point where they undermine a society's sense of unity and common purpose....Sierra Leone takes
the prize. At 63 percent, it offers the world's most extreme example of inequality."
By multiple measures, income
in the US is rapidly increasing, and a substantial percentage of middle class Americans may be gradually sliding into poverty.
posted by troutfishing
on Jan 15, 2003 -
Cheney in Numbers.
It's hard to spin hard cold numbers. Here's a few:
*Cheney's 2000 income from Halliburton: $36,086,635
Increase in government contracts while Cheney led Halliburton: 91%
*Minimum size of "accounting irregularity" that occurred while Cheney was CEO: $100,000,000 (One hundred MILLION dollars)
*Number of the seven official US "State Sponsors of Terror" that Halliburton contracted with: 2 out of 7
*Pages of Energy Plan documents Cheney refused to give congressional investigators: 13,500
*Amount energy companies gave the Bush/Cheney presidential campaign: $1,800,000
also loved this quote:
"Cheney and Bush want privacy for their conversations, but not for anyone else's." --Tony Mauro in USA Today, Feb. 27, 2002
posted by nofundy
on Jul 16, 2002 -
"The Myth of Ownership."
Financial Columnist Stephen Moore's review of a new book which claims that it is a "compelling fantasy that we earn our income and the government takes some of it away from us."
posted by Ty Webb
on Apr 24, 2002 -
It's easy to think of lawyers as greedy, overpaid blood-sucking pigs.

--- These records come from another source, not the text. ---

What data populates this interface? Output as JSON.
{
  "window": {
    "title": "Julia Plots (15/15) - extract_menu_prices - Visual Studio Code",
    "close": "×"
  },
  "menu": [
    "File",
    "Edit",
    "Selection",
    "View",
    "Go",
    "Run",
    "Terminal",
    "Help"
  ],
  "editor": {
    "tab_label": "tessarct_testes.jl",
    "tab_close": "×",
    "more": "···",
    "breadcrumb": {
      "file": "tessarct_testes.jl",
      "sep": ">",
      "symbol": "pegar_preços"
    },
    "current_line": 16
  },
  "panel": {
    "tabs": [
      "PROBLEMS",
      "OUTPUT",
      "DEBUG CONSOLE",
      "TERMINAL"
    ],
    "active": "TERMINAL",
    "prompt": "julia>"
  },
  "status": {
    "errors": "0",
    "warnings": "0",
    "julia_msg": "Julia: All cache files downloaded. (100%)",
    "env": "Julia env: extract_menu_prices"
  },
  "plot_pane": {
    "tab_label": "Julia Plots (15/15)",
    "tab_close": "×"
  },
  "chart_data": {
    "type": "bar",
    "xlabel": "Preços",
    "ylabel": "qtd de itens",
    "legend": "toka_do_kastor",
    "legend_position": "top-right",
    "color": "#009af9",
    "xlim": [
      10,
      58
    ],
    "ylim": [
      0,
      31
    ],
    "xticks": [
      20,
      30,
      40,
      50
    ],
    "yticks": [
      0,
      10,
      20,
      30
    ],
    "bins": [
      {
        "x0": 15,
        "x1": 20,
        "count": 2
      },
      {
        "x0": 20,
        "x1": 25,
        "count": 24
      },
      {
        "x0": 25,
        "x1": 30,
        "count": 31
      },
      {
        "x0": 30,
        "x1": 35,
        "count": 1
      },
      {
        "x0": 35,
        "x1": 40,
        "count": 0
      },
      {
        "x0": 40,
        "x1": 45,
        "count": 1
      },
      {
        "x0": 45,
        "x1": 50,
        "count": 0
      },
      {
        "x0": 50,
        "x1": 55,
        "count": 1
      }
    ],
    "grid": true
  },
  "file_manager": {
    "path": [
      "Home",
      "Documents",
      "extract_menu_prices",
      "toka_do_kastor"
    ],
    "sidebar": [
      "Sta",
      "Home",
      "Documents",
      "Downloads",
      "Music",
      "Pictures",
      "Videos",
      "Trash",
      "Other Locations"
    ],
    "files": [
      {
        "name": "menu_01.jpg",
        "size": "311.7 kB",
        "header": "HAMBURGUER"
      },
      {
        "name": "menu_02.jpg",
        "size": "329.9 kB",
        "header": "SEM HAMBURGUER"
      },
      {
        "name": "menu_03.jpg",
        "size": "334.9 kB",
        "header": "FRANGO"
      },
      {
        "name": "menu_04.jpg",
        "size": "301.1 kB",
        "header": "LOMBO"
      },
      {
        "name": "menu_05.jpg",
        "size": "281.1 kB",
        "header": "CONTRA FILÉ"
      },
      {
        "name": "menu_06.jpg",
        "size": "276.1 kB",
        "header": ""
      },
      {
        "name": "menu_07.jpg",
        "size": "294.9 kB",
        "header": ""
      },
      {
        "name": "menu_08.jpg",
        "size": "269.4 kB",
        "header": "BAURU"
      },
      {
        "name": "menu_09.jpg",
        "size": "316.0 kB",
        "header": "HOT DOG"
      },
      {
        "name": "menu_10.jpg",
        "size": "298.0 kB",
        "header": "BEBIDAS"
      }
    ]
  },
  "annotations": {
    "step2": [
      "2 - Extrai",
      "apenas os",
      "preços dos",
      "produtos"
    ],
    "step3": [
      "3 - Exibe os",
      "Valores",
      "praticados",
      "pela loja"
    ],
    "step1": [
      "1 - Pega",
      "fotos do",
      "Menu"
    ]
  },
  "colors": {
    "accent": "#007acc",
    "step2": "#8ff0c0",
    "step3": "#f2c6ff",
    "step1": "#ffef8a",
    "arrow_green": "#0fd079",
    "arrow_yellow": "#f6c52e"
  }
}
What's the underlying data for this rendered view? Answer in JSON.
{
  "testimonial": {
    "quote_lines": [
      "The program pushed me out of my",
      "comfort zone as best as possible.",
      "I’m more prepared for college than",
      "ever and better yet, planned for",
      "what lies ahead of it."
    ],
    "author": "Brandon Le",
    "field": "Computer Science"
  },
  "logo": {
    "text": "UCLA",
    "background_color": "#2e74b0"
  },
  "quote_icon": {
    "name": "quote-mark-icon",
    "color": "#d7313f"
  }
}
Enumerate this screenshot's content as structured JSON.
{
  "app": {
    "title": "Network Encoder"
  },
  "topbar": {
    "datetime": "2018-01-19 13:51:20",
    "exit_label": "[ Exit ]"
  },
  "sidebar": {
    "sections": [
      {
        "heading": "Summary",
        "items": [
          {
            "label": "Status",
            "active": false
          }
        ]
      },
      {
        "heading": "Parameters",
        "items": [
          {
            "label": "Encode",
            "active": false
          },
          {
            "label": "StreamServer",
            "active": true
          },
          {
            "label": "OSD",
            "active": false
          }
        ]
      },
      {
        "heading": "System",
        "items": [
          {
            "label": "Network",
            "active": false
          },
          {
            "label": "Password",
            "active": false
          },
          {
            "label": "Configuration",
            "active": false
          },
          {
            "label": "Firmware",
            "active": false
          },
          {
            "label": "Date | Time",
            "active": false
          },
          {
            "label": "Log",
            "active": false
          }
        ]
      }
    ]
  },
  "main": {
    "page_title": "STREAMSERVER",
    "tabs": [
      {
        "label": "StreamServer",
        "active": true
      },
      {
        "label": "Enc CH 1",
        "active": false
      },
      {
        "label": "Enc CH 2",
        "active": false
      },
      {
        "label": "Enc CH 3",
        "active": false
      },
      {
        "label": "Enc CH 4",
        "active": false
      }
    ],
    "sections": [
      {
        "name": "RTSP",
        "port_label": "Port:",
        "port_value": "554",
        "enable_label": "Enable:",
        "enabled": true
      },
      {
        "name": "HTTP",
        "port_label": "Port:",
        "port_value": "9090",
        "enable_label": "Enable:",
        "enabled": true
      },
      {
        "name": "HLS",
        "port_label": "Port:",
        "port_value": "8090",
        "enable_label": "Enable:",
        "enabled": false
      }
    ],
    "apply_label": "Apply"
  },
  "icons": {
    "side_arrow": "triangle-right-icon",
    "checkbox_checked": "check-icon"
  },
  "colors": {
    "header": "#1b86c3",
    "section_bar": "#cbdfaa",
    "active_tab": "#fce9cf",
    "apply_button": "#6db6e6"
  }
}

But do we have any clue what lawyers earn
? Yes we do, thanks to American Lawyer Media's (via law.com) annual roundup of lawyer compensation. Not all of which is surprising. For example, partners at the top corporate firms like Wachtell Lipton, or Cravath, Swaine & Moore or Davis Polk each averaged millions in 2001 ($3,285,000, $2,245,000 and $1,740,000, respectively). Even piddly little first year associates at those firms got $125,000 to start. (We're talking 24-year-old law school grads with precisely zero professional experience and know-how. Zero.) But most newbie lawyers don't win those jobs. Also difficult to land are entry-level positions at district attorneys' offices, but they're not nearly as lucrative. A junior Manhattan D.A. earned $45,000 last year (up from $42,000 in 2000). But locking up criminals beats toiling for civil rights at a not-for-profit like the New York Civil Liberties Union, which paid entry-level lawyers only $35,000 last year. Over all, best off are lawyers who work for big companies. Top counsel at IBM last year earned a measly $506,000 in cash (salary & bonus), but throw in stocks & options and his compensation totaled $7,795,613. Compared to that, you have to worry about the Chief Justice of the U.S. Supreme Court whose family in 2001 had to struggle along on $192,600.
posted by jellybuzz
on Feb 28, 2002 -